● **What is required**
Going through the data below, copy out each line where the word "Continue" shows up.

Website and app data records
_ _ _

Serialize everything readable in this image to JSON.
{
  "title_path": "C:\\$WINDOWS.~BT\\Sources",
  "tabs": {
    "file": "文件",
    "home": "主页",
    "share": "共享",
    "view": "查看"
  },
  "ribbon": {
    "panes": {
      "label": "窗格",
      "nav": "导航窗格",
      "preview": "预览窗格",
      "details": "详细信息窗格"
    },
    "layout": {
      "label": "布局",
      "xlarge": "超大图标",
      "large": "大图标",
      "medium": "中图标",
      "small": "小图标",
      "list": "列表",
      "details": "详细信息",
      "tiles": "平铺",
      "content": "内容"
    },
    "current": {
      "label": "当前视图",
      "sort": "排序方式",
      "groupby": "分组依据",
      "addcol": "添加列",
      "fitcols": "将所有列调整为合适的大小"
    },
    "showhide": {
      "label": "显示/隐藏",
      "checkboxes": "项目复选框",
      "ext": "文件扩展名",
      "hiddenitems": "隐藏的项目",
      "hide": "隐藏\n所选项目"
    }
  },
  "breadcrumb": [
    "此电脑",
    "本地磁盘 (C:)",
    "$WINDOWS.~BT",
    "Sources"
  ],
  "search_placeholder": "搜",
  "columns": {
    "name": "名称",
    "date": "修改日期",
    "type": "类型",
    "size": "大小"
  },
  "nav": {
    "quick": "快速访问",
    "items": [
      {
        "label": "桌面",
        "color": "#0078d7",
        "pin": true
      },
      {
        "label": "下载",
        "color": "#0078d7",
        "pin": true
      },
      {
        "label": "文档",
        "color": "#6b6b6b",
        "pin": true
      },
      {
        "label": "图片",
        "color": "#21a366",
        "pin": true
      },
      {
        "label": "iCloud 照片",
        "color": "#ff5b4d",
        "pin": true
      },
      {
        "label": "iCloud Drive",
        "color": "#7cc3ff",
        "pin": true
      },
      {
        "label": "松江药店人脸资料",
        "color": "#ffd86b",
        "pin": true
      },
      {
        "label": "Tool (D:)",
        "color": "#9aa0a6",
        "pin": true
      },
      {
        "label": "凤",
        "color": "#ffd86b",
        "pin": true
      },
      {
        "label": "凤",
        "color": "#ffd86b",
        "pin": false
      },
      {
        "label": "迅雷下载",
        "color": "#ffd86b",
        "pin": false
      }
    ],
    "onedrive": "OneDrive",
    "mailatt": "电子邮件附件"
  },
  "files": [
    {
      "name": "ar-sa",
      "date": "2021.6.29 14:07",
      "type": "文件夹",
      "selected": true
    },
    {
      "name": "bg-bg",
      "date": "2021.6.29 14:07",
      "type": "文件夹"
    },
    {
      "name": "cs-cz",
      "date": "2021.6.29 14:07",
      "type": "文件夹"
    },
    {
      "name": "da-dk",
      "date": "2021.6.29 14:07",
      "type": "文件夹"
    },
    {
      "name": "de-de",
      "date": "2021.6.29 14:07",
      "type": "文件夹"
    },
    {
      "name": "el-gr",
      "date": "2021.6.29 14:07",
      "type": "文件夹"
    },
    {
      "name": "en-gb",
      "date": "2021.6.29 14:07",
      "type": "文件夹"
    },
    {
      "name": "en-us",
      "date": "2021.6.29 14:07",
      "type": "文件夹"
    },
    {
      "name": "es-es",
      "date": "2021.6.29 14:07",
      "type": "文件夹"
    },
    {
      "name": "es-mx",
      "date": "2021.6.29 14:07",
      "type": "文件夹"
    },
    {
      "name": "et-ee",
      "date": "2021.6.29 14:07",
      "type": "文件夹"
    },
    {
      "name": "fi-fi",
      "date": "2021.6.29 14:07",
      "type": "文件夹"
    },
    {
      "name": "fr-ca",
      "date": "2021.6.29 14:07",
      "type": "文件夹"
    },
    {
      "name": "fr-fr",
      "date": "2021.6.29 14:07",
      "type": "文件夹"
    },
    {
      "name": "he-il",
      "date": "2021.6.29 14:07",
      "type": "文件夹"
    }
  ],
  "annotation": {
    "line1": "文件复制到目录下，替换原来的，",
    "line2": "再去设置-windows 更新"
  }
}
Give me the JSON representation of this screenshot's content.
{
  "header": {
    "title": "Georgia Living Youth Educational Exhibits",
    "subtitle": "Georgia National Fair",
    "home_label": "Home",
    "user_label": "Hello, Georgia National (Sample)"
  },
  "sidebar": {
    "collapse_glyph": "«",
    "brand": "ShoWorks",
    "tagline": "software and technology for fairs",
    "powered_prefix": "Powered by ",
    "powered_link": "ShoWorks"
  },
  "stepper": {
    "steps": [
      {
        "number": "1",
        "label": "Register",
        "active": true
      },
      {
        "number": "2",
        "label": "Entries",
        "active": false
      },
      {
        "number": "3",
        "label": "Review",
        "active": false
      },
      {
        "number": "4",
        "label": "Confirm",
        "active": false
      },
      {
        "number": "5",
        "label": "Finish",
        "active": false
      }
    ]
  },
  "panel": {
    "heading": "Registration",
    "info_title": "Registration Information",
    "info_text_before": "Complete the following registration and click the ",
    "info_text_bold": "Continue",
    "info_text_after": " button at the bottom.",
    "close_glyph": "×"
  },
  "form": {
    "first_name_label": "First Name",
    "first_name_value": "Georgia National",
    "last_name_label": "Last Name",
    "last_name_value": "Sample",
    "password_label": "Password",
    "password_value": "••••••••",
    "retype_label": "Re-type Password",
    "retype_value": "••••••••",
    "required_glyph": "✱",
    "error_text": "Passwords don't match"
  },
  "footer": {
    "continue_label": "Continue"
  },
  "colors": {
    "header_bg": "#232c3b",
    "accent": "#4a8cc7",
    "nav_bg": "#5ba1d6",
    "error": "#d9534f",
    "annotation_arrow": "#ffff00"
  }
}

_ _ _

● **Your solution**
    "info_text_bold": "Continue",
    "continue_label": "Continue"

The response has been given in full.